» **Brief**:
The data is to be retyped in full, exactly.

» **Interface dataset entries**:
==========

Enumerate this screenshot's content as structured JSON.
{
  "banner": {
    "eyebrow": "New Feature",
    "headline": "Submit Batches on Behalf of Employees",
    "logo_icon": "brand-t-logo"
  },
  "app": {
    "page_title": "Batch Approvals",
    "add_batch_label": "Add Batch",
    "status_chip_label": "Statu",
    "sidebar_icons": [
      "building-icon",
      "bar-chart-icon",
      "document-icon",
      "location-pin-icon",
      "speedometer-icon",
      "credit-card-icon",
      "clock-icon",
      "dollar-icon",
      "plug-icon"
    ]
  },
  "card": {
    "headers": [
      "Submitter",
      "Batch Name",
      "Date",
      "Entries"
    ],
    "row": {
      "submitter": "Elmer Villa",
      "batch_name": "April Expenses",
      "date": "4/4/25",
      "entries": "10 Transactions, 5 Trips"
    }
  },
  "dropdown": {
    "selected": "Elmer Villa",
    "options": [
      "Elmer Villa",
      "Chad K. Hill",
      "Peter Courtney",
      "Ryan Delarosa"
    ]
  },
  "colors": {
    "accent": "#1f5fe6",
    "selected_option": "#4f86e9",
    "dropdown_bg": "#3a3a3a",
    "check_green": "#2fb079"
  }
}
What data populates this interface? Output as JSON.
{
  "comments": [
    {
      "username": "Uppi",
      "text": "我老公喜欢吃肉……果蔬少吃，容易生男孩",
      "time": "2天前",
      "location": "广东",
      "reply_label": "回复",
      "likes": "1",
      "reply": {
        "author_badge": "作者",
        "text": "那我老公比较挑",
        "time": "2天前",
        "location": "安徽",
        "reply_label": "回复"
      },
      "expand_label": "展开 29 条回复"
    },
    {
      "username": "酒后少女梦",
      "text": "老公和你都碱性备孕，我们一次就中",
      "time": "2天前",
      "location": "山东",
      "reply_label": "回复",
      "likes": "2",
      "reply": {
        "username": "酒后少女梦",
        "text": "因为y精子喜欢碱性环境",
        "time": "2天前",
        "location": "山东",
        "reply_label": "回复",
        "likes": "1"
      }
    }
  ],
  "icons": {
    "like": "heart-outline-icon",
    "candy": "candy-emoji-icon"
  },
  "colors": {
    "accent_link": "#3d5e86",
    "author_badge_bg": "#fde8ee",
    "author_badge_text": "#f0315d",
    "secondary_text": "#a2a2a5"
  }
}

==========

» **Expected answer**:
Enumerate this screenshot's content as structured JSON.
{
  "banner": {
    "eyebrow": "New Feature",
    "headline": "Submit Batches on Behalf of Employees",
    "logo_icon": "brand-t-logo"
  },
  "app": {
    "page_title": "Batch Approvals",
    "add_batch_label": "Add Batch",
    "status_chip_label": "Statu",
    "sidebar_icons": [
      "building-icon",
      "bar-chart-icon",
      "document-icon",
      "location-pin-icon",
      "speedometer-icon",
      "credit-card-icon",
      "clock-icon",
      "dollar-icon",
      "plug-icon"
    ]
  },
  "card": {
    "headers": [
      "Submitter",
      "Batch Name",
      "Date",
      "Entries"
    ],
    "row": {
      "submitter": "Elmer Villa",
      "batch_name": "April Expenses",
      "date": "4/4/25",
      "entries": "10 Transactions, 5 Trips"
    }
  },
  "dropdown": {
    "selected": "Elmer Villa",
    "options": [
      "Elmer Villa",
      "Chad K. Hill",
      "Peter Courtney",
      "Ryan Delarosa"
    ]
  },
  "colors": {
    "accent": "#1f5fe6",
    "selected_option": "#4f86e9",
    "dropdown_bg": "#3a3a3a",
    "check_green": "#2fb079"
  }
}
What data populates this interface? Output as JSON.
{
  "comments": [
    {
      "username": "Uppi",
      "text": "我老公喜欢吃肉……果蔬少吃，容易生男孩",
      "time": "2天前",
      "location": "广东",
      "reply_label": "回复",
      "likes": "1",
      "reply": {
        "author_badge": "作者",
        "text": "那我老公比较挑",
        "time": "2天前",
        "location": "安徽",
        "reply_label": "回复"
      },
      "expand_label": "展开 29 条回复"
    },
    {
      "username": "酒后少女梦",
      "text": "老公和你都碱性备孕，我们一次就中",
      "time": "2天前",
      "location": "山东",
      "reply_label": "回复",
      "likes": "2",
      "reply": {
        "username": "酒后少女梦",
        "text": "因为y精子喜欢碱性环境",
        "time": "2天前",
        "location": "山东",
        "reply_label": "回复",
        "likes": "1"
      }
    }
  ],
  "icons": {
    "like": "heart-outline-icon",
    "candy": "candy-emoji-icon"
  },
  "colors": {
    "accent_link": "#3d5e86",
    "author_badge_bg": "#fde8ee",
    "author_badge_text": "#f0315d",
    "secondary_text": "#a2a2a5"
  }
}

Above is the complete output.